Work required: Only the lines holding "Tours" are wanted here; copy each from the listing.

Materials provided:

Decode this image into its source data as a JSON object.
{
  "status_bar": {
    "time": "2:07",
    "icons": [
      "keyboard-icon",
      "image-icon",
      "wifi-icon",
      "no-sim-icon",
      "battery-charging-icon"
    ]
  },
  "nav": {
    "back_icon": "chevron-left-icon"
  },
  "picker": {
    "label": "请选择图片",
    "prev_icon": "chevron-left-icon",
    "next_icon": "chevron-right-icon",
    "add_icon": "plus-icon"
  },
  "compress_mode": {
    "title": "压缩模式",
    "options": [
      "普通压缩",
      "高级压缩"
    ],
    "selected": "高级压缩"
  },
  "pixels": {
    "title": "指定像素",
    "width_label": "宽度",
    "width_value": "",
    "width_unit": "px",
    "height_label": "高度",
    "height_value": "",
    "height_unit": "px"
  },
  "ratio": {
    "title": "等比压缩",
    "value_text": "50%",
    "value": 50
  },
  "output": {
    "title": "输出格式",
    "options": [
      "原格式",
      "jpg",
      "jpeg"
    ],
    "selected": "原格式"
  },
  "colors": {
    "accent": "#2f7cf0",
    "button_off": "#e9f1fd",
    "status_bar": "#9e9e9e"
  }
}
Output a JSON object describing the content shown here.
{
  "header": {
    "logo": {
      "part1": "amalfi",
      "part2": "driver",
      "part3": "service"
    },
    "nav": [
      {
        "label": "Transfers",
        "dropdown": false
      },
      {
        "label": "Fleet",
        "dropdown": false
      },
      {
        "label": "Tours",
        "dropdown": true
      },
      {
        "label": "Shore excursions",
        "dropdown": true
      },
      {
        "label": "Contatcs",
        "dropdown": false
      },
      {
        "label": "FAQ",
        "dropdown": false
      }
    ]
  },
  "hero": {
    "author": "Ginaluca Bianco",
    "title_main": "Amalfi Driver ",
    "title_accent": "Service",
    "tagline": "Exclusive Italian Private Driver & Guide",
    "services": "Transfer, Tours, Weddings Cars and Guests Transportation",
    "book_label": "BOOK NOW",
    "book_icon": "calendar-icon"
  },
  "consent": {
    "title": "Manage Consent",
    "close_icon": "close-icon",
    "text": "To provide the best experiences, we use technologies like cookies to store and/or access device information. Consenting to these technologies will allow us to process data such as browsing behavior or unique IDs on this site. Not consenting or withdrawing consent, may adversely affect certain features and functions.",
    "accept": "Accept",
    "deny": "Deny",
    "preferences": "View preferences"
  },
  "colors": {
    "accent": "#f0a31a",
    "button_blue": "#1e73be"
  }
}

Answer section:
        "label": "Tours",
    "services": "Transfer, Tours, Weddings Cars and Guests Transportation",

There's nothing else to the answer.